4. Topical Solutions
I currently use a number of creams and cleansers – all prescribed to me by my dermatologist – to help me keep the areas affected by HS as clean and exfoliated as possible. Firstly, I shower with Hibiclens, which is used by healthcare professionals to ‘scrub in’ at clinics and hospitals, and helps to keep the affected area sanitary. Although it was prescribed to me by my dermatologist, it’s also available over the counter at many pharmacies.
Secondly, I use Clindamycin, also known as benzoyl peroxide, after my shower. This is a topical antibiotic that helps to prevent infections, which is super helpful if you have HS boils that open up, exposing your skin to a potential bacterial infection.
Thirdly, I use a cream with 15% Resorcinol, which, in a 2010 study, has been shown to improve the pain and duration of HS lesions. I get my cream from a compounding pharmacy called ChemistryRX, though I have seen Resorcinol skincare products for sale online (just with less of the active ingredient in it).

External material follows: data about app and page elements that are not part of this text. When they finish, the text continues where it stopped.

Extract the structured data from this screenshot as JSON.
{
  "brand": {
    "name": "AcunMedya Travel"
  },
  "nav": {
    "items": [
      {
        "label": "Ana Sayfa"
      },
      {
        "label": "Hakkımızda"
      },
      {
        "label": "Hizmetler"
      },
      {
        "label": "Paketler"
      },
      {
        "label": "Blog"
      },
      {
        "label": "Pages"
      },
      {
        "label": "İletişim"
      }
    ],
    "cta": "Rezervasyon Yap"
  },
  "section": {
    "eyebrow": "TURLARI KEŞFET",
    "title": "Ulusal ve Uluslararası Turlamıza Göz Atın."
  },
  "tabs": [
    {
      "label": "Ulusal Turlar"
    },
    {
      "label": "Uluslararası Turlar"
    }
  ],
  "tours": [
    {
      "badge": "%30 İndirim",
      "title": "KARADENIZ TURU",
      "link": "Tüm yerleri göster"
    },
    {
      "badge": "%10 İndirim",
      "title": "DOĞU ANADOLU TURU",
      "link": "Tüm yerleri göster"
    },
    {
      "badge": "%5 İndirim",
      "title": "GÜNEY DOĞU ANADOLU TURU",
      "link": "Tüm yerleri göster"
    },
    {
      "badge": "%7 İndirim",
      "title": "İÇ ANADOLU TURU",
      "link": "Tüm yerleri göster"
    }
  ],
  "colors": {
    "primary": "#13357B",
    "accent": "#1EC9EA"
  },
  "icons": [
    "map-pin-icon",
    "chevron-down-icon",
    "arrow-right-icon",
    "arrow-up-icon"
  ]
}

Finally, I use Tretinoin, a Vitamin A derivative, which helps to get rid of all those pesky little blackheads that appear after a skin lesion has begun to heal. I know this is a lot of different skincare products for hidradenitis suppurativa, but those of you who have this skin condition will know that you have to fight this disease with everything you’ve got!
5. Zinc Supplements
I take 50mg of zinc supplements daily. While it hasn’t been definitively proven that there is a link between hidradenitis suppurativa and zinc deficiency, some initial studies have shown promise in the treatment of HS with zinc gluconate. A 2012 study in France, for example, showed that when patients with HS lesions were treated with 90mg of zinc gluconate each day over the course of 3 months, they experienced a significant alteration in the balance of inflammatory markers in their body, as compared to samples collected before the zinc treatment. This imbalance in inflammatory markers may be the underlying cause of hidradenitis suppurativa.
Although I’m not 100% sure that zinc supplementation is working to reduce my HS lesions, I decided that I didn’t have much to lose by taking a daily zinc supplement, a mineral which many of us are deficient in anyway. If you don’t want to swallow a pill to get your zinc, some natural sources of zinc include: meat, shellfish, dairy, eggs, legumes, whole grains, nuts and seeds.